Venture Capital Trusts (VCTs) bounced back in 2020/21, raising 4% more cash than the previous year and almost twice as much as a decade earlier.
The current tax year is expected to see even more cash flood in, as investors shelter their money from dividend tax rises in April. But while the tax benefits are impressive, VCTs come with huge risks, so we can’t let the tax tail wag the investment dog.
Demand for VCTs waxes and wanes depending partly on rule tweaks. In 2019/20 demand fell back because the rules were tightened to restrict where VCTs could invest, which made them a riskier prospect. The change was made in 2017, but it took effect more gradually.
It’s also driven by changes in tax rules, and the 1.25 percentage point rise in dividend tax is expect to trigger a bumper year for VCTs. Demand also soars every time pension allowances get less generous, forcing those with higher incomes and large pensions to look elsewhere for tax relief. They came close to record highs between 2017 and 2019, when the pension lifetime allowance dropped from £1.25 million to £1 million.
What are Venture Capital Trusts?
Venture Capital Trusts (VCTs) are quoted private equity funds whose shares trade on the London stock market. The VCT aims to make money by investing in other companies. These are typically small companies which are looking for investment to help develop their business.
A VCT typically invests in around 20 businesses. These are chosen by the VCT manager – looking for opportunities amongst fledgling companies, and trying to negotiate attractive deals for investors. They have to be smaller and younger businesses in specific sectors in order to qualify.
There are a few common types of VCT: the generalists invest across different industries and sectors – although they’ll have a specific investment strategy to narrow down target companies; the specialists focus on specific sectors, which typically means even less diversification and higher risk; and AIM VCTs invest in new shares issued by AIM companies and tend to be easier to buy and sell. They will usually either run for the long term, or for a limited period – usually around the five year minimum allowed for VCTs – at which point they will sell out of the investments and distribute the money.

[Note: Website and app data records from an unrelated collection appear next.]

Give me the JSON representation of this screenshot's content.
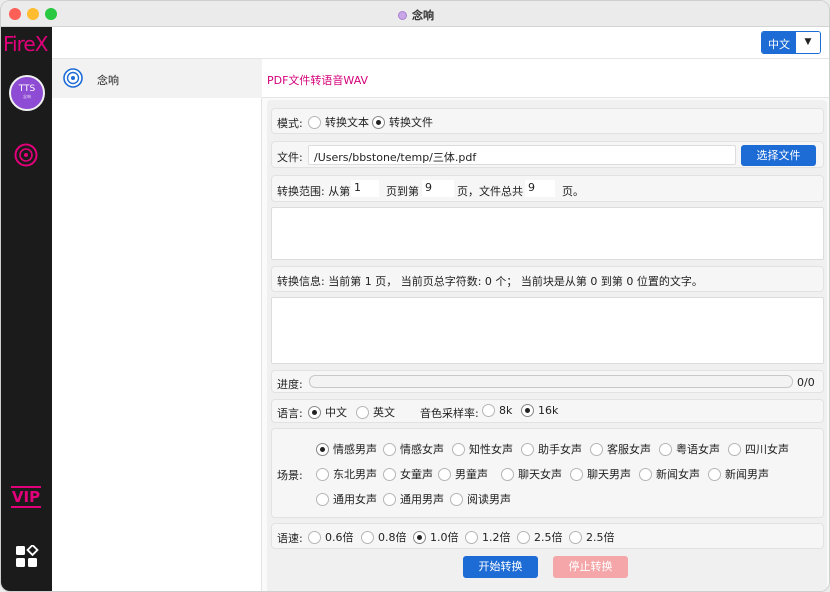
{
  "window": {
    "title": "念响"
  },
  "rail": {
    "logo": "FireX",
    "tts_label": "TTS",
    "tts_sub": "念响",
    "vip_label": "VIP"
  },
  "topbar": {
    "language_value": "中文"
  },
  "sidebar": {
    "items": [
      {
        "label": "念响"
      }
    ]
  },
  "main": {
    "title": "PDF文件转语音WAV",
    "mode": {
      "label": "模式:",
      "options": [
        "转换文本",
        "转换文件"
      ],
      "selected": "转换文件"
    },
    "file": {
      "label": "文件:",
      "path": "/Users/bbstone/temp/三体.pdf",
      "button": "选择文件"
    },
    "range": {
      "label": "转换范围: 从第",
      "from": "1",
      "to_label": "页到第",
      "to": "9",
      "total_label": "页，文件总共",
      "total": "9",
      "end_label": "页。"
    },
    "info": {
      "text": "转换信息:  当前第 1 页，  当前页总字符数: 0 个；  当前块是从第 0 到第 0 位置的文字。"
    },
    "progress": {
      "label": "进度:",
      "value_text": "0/0",
      "fraction": 0
    },
    "language": {
      "label": "语言:",
      "options": [
        "中文",
        "英文"
      ],
      "selected": "中文"
    },
    "sample_rate": {
      "label": "音色采样率:",
      "options": [
        "8k",
        "16k"
      ],
      "selected": "16k"
    },
    "scene": {
      "label": "场景:",
      "rows": [
        [
          "情感男声",
          "情感女声",
          "知性女声",
          "助手女声",
          "客服女声",
          "粤语女声",
          "四川女声"
        ],
        [
          "东北男声",
          "女童声",
          "男童声",
          "聊天女声",
          "聊天男声",
          "新闻女声",
          "新闻男声"
        ],
        [
          "通用女声",
          "通用男声",
          "阅读男声"
        ]
      ],
      "selected": "情感男声"
    },
    "speed": {
      "label": "语速:",
      "options": [
        "0.6倍",
        "0.8倍",
        "1.0倍",
        "1.2倍",
        "2.5倍",
        "2.5倍"
      ],
      "selected_index": 2
    },
    "start_button": "开始转换",
    "stop_button": "停止转换"
  },
  "colors": {
    "accent": "#1d6bd5",
    "brand": "#e2007a",
    "rail_bg": "#1b1b1b",
    "stop_button": "#f4a6a8"
  }
}
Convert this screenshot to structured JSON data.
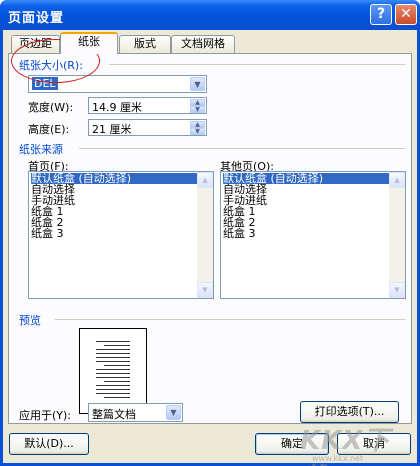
{
  "window": {
    "title": "页面设置",
    "help_glyph": "?",
    "close_glyph": "✕"
  },
  "tabs": [
    {
      "label": "页边距",
      "active": false
    },
    {
      "label": "纸张",
      "active": true
    },
    {
      "label": "版式",
      "active": false
    },
    {
      "label": "文档网格",
      "active": false
    }
  ],
  "paper_size": {
    "group_label": "纸张大小(R):",
    "selected": "DEL",
    "width_label": "宽度(W):",
    "width_value": "14.9 厘米",
    "height_label": "高度(E):",
    "height_value": "21 厘米"
  },
  "paper_source": {
    "group_label": "纸张来源",
    "first_page_label": "首页(F):",
    "other_pages_label": "其他页(O):",
    "first_page_items": [
      "默认纸盒 (自动选择)",
      "自动选择",
      "手动进纸",
      "纸盒 1",
      "纸盒 2",
      "纸盒 3"
    ],
    "other_pages_items": [
      "默认纸盒 (自动选择)",
      "自动选择",
      "手动进纸",
      "纸盒 1",
      "纸盒 2",
      "纸盒 3"
    ],
    "selected_index": 0
  },
  "preview": {
    "group_label": "预览"
  },
  "apply_to": {
    "label": "应用于(Y):",
    "selected": "整篇文档"
  },
  "buttons": {
    "print_options": "打印选项(T)...",
    "default": "默认(D)...",
    "ok": "确定",
    "cancel": "取消"
  },
  "watermark": {
    "text": "KKX下载",
    "url": "www.kkx.net"
  },
  "colors": {
    "title_bar": "#0553d8",
    "group_label": "#0046d5",
    "selection": "#316ac5",
    "annotation_circle": "#d21d1d",
    "dialog_bg": "#ece9d8"
  }
}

What is the appeal of Venture Capital Trusts?
Tax-efficient investment gets more difficult as your income and your pension grow. The tapering of pension allowances for higher earners, the introduction of annual allowances and the shrinking of lifetime allowances have all meant investors looking elsewhere for tax relief. ISAs are a sensible first port of call, but once the annual allowance is used, they will cast the net wider, and VCTs offer substantial tax perks.
“The right VCT investment doesn’t just offer tax breaks, it also aims to offer significant capital growth and provide a stream of higher dividends, which look particularly striking at a time of lower interest rates,” explains Sarah Coles, Senior Personal Finance Analyst at Hargreaves Lansdown. “However, these investments are much riskier than mainstream options. Some of the companies they invest in are the growth stories of the future, whereas others will fail entirely. It means VCTs are sophisticated, long-term investments only suitable as a small part of significant portfolios. Investors also have less choice than in previous years: we’ve only seen this few VCTs once before in the past decade. It means more investors chasing fewer opportunities.”
It’s also difficult to access the capital invested in the short term, Coles says, because they invest in illiquid investments, which can be difficult to sell. They also usually trade at a discount to their net asset value, because second hand VCTs don’t offer up-front tax relief, so are less attractive to investors. It means they are niche, risky, long-term investments.
VCTs have become even more risky over time too as the rules for what qualifies have become stricter, and larger more established companies have been excluded – along with those supported by subsidies.
If there’s a sensible place in your large and diverse portfolio for VCTs, they offer some impressive benefits, but if you invest purely for tax reasons, and don’t consider the risks involved carefully, you could be making an expensive mistake.
What are the tax perks of VCTs?
When you invest you get income tax relief, up to a maximum of 30% of the amount invested (capped at £200,000 per tax year). This can be offset against income tax in the year you invest. If, for example, you invest £100,000 in a VCT, you’ll be able to cut your income tax bill by up to £30,000 in that year. However, the amount you can cut it by depends on your tax bill. So if in that year you only pay £15,000 in income tax, you could only reduce your tax bill by £15,000.
Any dividends are tax-free too, and any growth isn’t subject to capital gains tax. However, the rules on VCTs have changed in the past, so your tax benefits will depend on the investments within the VCT continuing to qualify if there are rule changes in future. You also need to hold the investment for five years to get the tax benefits.